The league announced on Wednesday morning an extension of its deal with Amazon to stream 11 Thursday night games per season. The arrangement now includes a late-season Saturday game that will be streamed exclusively by Amazon.
“In keeping with the NFL’s long-standing commitment to make its games available on free, over-the-air television, the game will also be televised in the participating teams’ home markets,” the league said in the statement announcing the deal.
That portion of the statement states a lot. At a time when some wonder whether the NFL will be moving its product to platforms that aren’t free, the league understands the importance of keeping certain games free. Whether to maximize the audience for a prime-time game or to avoid a revolt (and a threat to the broadcast antirust exemption) when fans have no way of watching their local teams play without paying for it, the league will keep putting games on free, three-letter networks.
That said, an Amazon-only game is destined to have poor numbers. In 2017, the league streamed a Ravens-Jaguars game in London exclusively on Yahoo — and the ratings were so bad that the NFL never revealed them.
The balance for the league becomes revenue versus exposure. Sometimes, the NFL will take more money knowing that a given game will be seen by fewer people. And that definitely will happen when a game can be watched only on a premium platform that currently costs $119 per year.
The new Amazon deal lasts through 2022, which puts the Thursday night streaming rights in play for the next wave of broadcast-rights negotiations.

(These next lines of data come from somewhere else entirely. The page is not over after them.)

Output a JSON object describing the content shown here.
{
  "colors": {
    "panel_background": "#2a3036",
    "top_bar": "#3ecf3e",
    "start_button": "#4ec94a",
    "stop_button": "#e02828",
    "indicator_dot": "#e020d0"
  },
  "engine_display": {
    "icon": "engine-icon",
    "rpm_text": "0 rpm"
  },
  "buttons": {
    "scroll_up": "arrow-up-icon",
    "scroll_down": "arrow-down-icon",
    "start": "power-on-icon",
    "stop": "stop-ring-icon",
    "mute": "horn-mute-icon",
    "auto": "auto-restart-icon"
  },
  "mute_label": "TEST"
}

With 17 regular-season games coming in 2021, games available exclusively on streaming platforms could become a regular facet of the weekly NFL schedule.